Howard Harper – a tribute, and a plea, from Brian Goodwin
“He was the humanitarian equivalent of Sir Edmund Hilary.”
The memorial service for Dr Howard Harper was already rolling out to be unique, and this statement by Lady Clare de Lore McKinnon summarised well the previous heartfelt tributes.
The story of Dr Harper and his wife Monika is inspirational. An Auckland Grammar boy who could hardly scrape through the fourth form (year ten), Howard was some years later commended by his home church, the Wiremu Street Assembly, to serve God in Pakistan, together with his close friend Colin Blair.
After some time in that country, Howard came to realise he needed something tangible to present to the people in order to open a door for the Good News. He went to England, studied to go to university, eventually did, married, qualified as a medical doctor, and in time became an ophthalmologist and a member of the Royal College of Surgeons.
Howard and Monika set up eye clinics as a Christian ministry in hard-ground countries like Pakistan, Afghanistan, Uzbekistan, Tajikistan and Mongolia. They set up schools, too. Love for the gospel was the thing that drove them for fifty years as they lived, survived, and triumphed in Central Asia.

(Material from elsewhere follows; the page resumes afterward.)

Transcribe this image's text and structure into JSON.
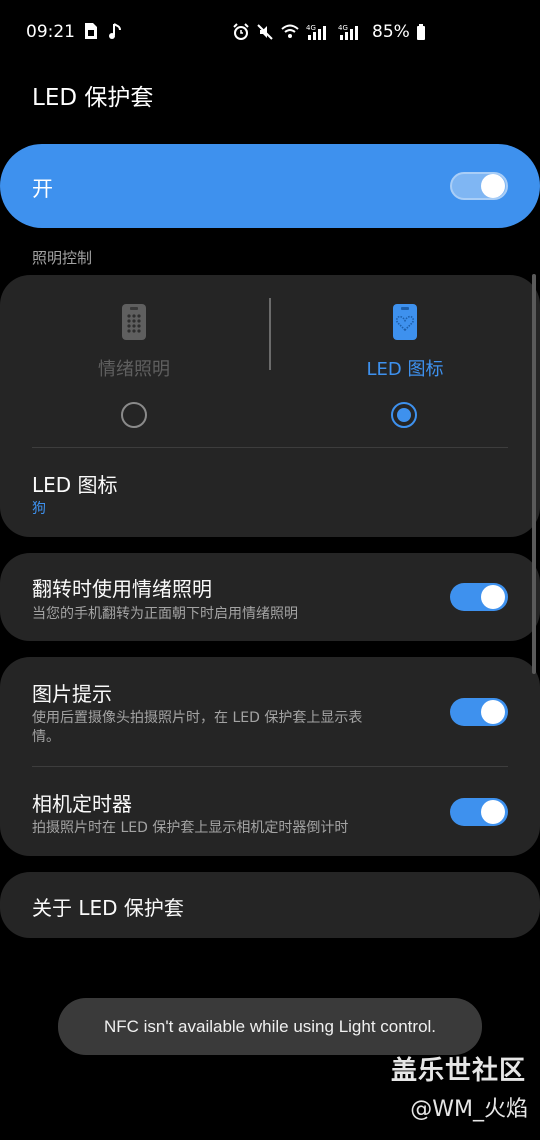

This was all done under the radar so as not to attract too much hostile attention. Mind you, this didn’t prevent his being thrown out of three countries and, on one occasion, spend time in prison. (If there are still people worthy of the title apostle, Howard is one of them.)
After the King of Afghanistan was recalled from exile in Italy, he called Howard in and gave him a medal for services rendered to Afghanistan. Howard was also given an Afghan passport, making him only the second foreigner in the world to carry such a passport.
Last year Howard was awarded the high-status Augusta medal, awarded by his old school, Auckland Grammar. Then this year he was given New Zealand’s highest award for services by New Zealand expatriates working overseas, the Kea Award. There, in front of the 600 dignitaries attending the award ceremony, Howard said that at fifteen he had committed himself to serve God in Central Asia. Prior to this year there had been no category in the awards for humanitarian work, so they created one. This will continue in the future, an on-going tribute to the ministry of Howard and Monika Harper.
Lady Clare, wife of former deputy Prime Minister Don McKinnon, presented a heart-involved long and personal tribute of appreciation. During her eulogy she read out similar personal words of appreciation from the current Governor General, Sir Jerry Mateparae as well as from the previous Governor General Sir Anand Satyanand. Sir Stephen Tindall sent his apologies as did broadcaster Paul Holmes.
It was a memorial service to be remembered.
After the service, held at Eden Community Church, Gwenda (my soulmate) was talking with Lady Clare. “There are a lot of other people who are doing an amazing work overseas, largely unknown to the wider public,” Gwenda said. “That’s the trouble with you people,” Lady Clare replied. “These amazing people are known to you, they’re your world, but the rest of us know nothing about them.”
Lady Clare had met Howard and Monika in London and was overwhelmed by their amazing true story of courage, humanitarianism and derring-do. She was the one who wrote the cover article for Listener magazine (23 October 2010) entitled, “The Secret Kiwi Hero of Kabul.” It was about the Harpers.
Her statement about these people being “our world” made me think.
As Christians, we know so many missionary-heroes they almost fade from sight due to familiarity. But they are true heroes.
Why is it, then, that we can hardly muster a group to hear them when they return home to tell their stories? Why is it that they are sometimes thought of as being out-dated, a hang-over from the days of empire?
Do we have too many heroes?
(Of course we don’t. And of course, the only recognition that really matters is our Lord’s “Well done!” But doesn’t the Bible command us to “honour men like him”? (1)
At the end of the conversation with Gwenda, Lady Clare described how hard it is to raise money from New Zealand entities, especially for Christian causes. With subdued tones she remarked to Gwenda as if she had made a new and somewhat scary discovery, “We are a very secular society, you know.” Really?
On 19 October 2011 the angels of heaven lined up and clapped as Howard Harper entered the gates.
(1) Philippians 2.29.